** MATERIAL FOR THIS TASK follows **

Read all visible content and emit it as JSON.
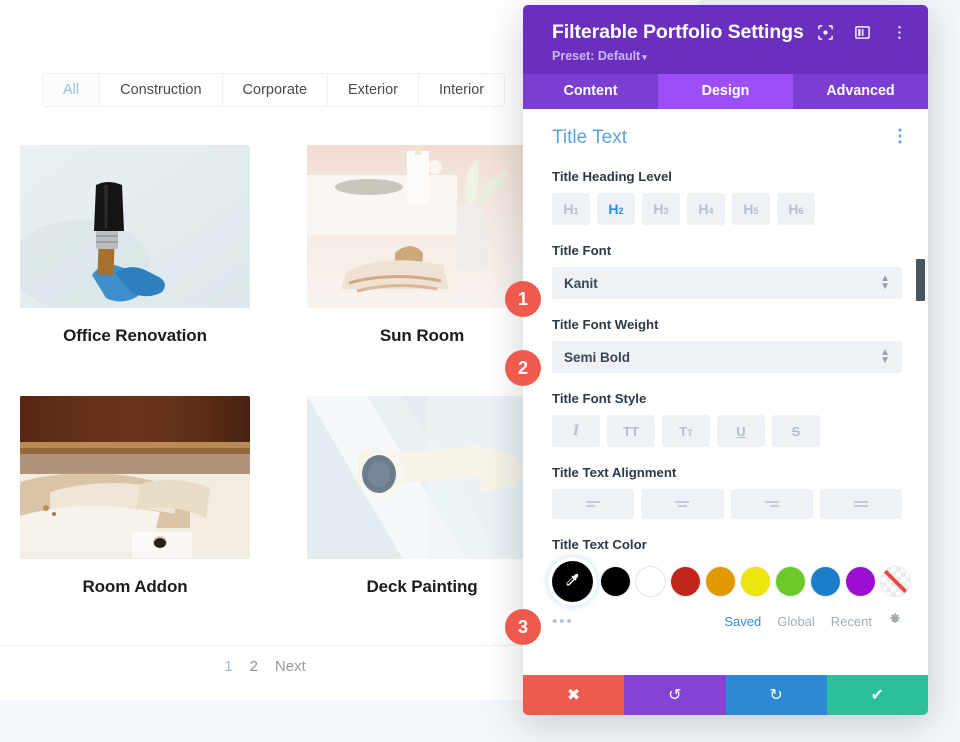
{
  "site": {
    "filters": [
      {
        "label": "All",
        "active": true
      },
      {
        "label": "Construction",
        "active": false
      },
      {
        "label": "Corporate",
        "active": false
      },
      {
        "label": "Exterior",
        "active": false
      },
      {
        "label": "Interior",
        "active": false
      }
    ],
    "projects": [
      {
        "title": "Office Renovation",
        "image": "paintbrush-blue-glove"
      },
      {
        "title": "Sun Room",
        "image": "vase-candle-shelf"
      },
      {
        "title": "Room Addon",
        "image": "wood-beam-construction"
      },
      {
        "title": "Deck Painting",
        "image": "paint-roller-white"
      }
    ],
    "pagination": {
      "current": "1",
      "page2": "2",
      "next": "Next"
    }
  },
  "modal": {
    "title": "Filterable Portfolio Settings",
    "preset": "Preset: Default",
    "preset_caret": "▾",
    "header_icons": [
      {
        "name": "focus-target-icon"
      },
      {
        "name": "layout-panel-icon"
      },
      {
        "name": "kebab-menu-icon"
      }
    ],
    "tabs": [
      {
        "label": "Content",
        "active": false
      },
      {
        "label": "Design",
        "active": true
      },
      {
        "label": "Advanced",
        "active": false
      }
    ],
    "section": {
      "title": "Title Text",
      "kebab": "kebab-menu-icon"
    },
    "fields": {
      "heading_level": {
        "label": "Title Heading Level",
        "options": [
          {
            "tag": "H",
            "num": "1",
            "selected": false
          },
          {
            "tag": "H",
            "num": "2",
            "selected": true
          },
          {
            "tag": "H",
            "num": "3",
            "selected": false
          },
          {
            "tag": "H",
            "num": "4",
            "selected": false
          },
          {
            "tag": "H",
            "num": "5",
            "selected": false
          },
          {
            "tag": "H",
            "num": "6",
            "selected": false
          }
        ]
      },
      "font": {
        "label": "Title Font",
        "value": "Kanit"
      },
      "font_weight": {
        "label": "Title Font Weight",
        "value": "Semi Bold"
      },
      "font_style": {
        "label": "Title Font Style",
        "options": [
          "italic",
          "uppercase",
          "small-caps",
          "underline",
          "strikethrough"
        ]
      },
      "text_alignment": {
        "label": "Title Text Alignment",
        "options": [
          "align-left",
          "align-center",
          "align-right",
          "align-justify"
        ]
      },
      "text_color": {
        "label": "Title Text Color",
        "picker_icon": "eyedropper-icon",
        "swatches": [
          {
            "name": "black",
            "hex": "#000000"
          },
          {
            "name": "white",
            "hex": "#ffffff"
          },
          {
            "name": "red",
            "hex": "#c0271a"
          },
          {
            "name": "orange",
            "hex": "#e09a00"
          },
          {
            "name": "yellow",
            "hex": "#ece40b"
          },
          {
            "name": "green",
            "hex": "#6dc82a"
          },
          {
            "name": "blue",
            "hex": "#1c7ecb"
          },
          {
            "name": "purple",
            "hex": "#9b0fd1"
          },
          {
            "name": "transparent",
            "hex": "none"
          }
        ],
        "footer": {
          "dots": "•••",
          "saved": "Saved",
          "global": "Global",
          "recent": "Recent",
          "gear": "gear-icon"
        }
      }
    },
    "footer_actions": [
      {
        "name": "cancel",
        "icon": "✖",
        "color": "#eb5b4f"
      },
      {
        "name": "undo",
        "icon": "↺",
        "color": "#8543d6"
      },
      {
        "name": "redo",
        "icon": "↻",
        "color": "#2b8ad1"
      },
      {
        "name": "save",
        "icon": "✔",
        "color": "#2dbf9c"
      }
    ]
  },
  "callouts": [
    {
      "number": "1"
    },
    {
      "number": "2"
    },
    {
      "number": "3"
    }
  ]
}
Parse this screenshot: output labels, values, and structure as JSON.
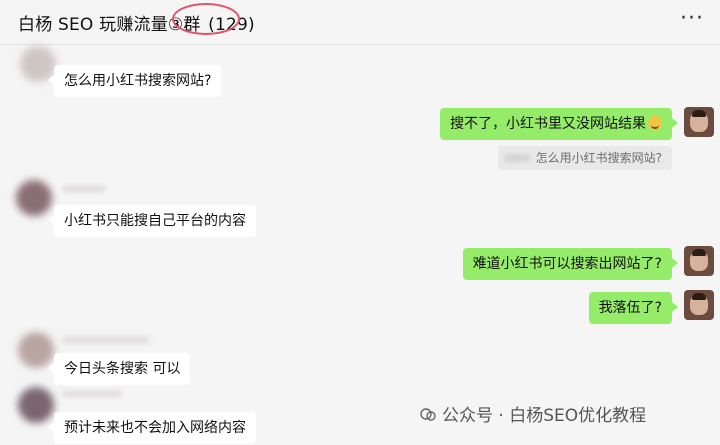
{
  "header": {
    "title": "白杨 SEO 玩赚流量③群",
    "member_count": "(129)",
    "more_glyph": "···"
  },
  "messages": [
    {
      "text": "怎么用小红书搜索网站?"
    },
    {
      "text": "搜不了，小红书里又没网站结果"
    },
    {
      "quote_text": "怎么用小红书搜索网站?"
    },
    {
      "text": "小红书只能搜自己平台的内容"
    },
    {
      "text": "难道小红书可以搜索出网站了?"
    },
    {
      "text": "我落伍了?"
    },
    {
      "text": "今日头条搜索  可以"
    },
    {
      "text": "预计未来也不会加入网络内容"
    }
  ],
  "watermark": {
    "text": "公众号 · 白杨SEO优化教程"
  },
  "colors": {
    "out_bubble": "#95ec69",
    "in_bubble": "#ffffff",
    "background": "#f5f5f5",
    "highlight_circle": "#e0566b"
  }
}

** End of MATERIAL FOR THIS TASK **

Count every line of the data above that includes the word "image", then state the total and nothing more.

4